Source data

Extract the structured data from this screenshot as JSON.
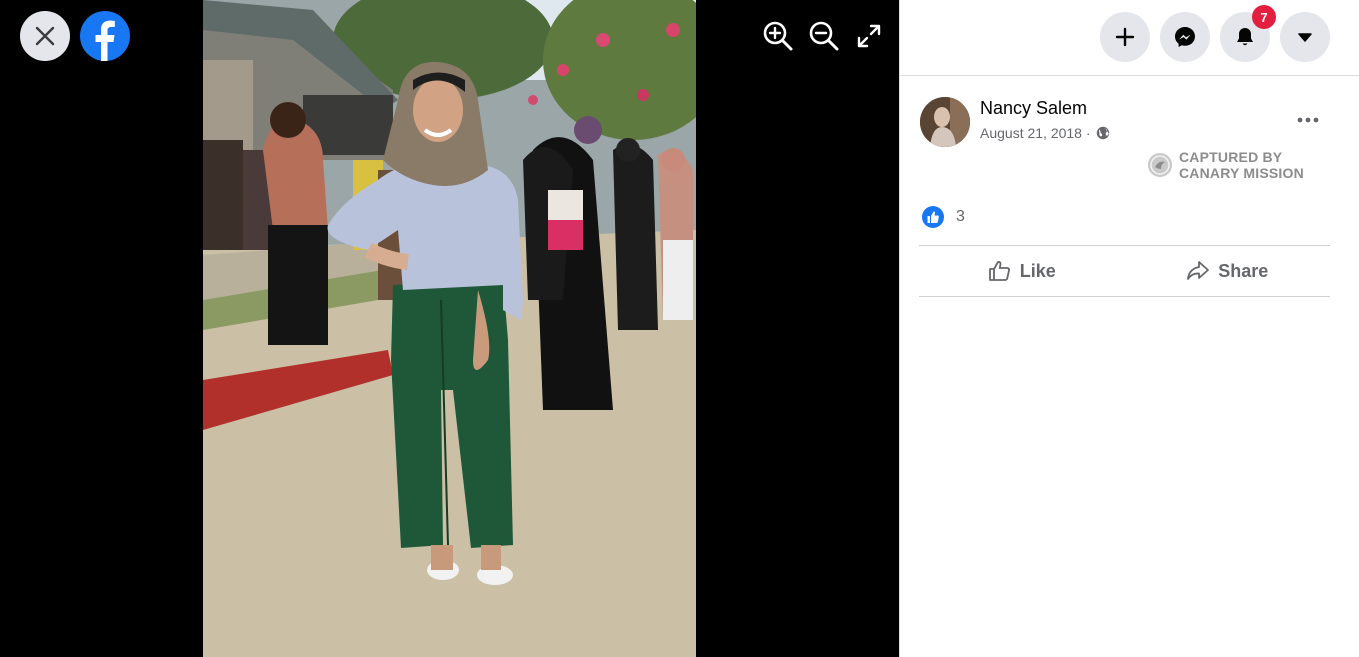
{
  "viewer": {
    "icons": {
      "close": "close-icon",
      "brand": "facebook-logo",
      "zoom_in": "zoom-in-icon",
      "zoom_out": "zoom-out-icon",
      "fullscreen": "fullscreen-icon"
    },
    "photo": "woman-in-hijab-green-trousers-at-outdoor-gathering"
  },
  "topbar": {
    "buttons": [
      "create-icon",
      "messenger-icon",
      "notifications-icon",
      "account-menu-icon"
    ],
    "notification_count": "7"
  },
  "post": {
    "author": "Nancy Salem",
    "date": "August 21, 2018 ·",
    "privacy_icon": "globe-icon",
    "watermark_line1": "CAPTURED BY",
    "watermark_line2": "CANARY MISSION",
    "reaction_count": "3",
    "like_label": "Like",
    "share_label": "Share"
  },
  "colors": {
    "brand": "#1877f2",
    "badge": "#e41e3f",
    "button_bg": "#e4e6eb",
    "secondary_text": "#65676b"
  }
}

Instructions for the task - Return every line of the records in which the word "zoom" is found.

Response for this exercise -
      "zoom_in": "zoom-in-icon",
      "zoom_out": "zoom-out-icon",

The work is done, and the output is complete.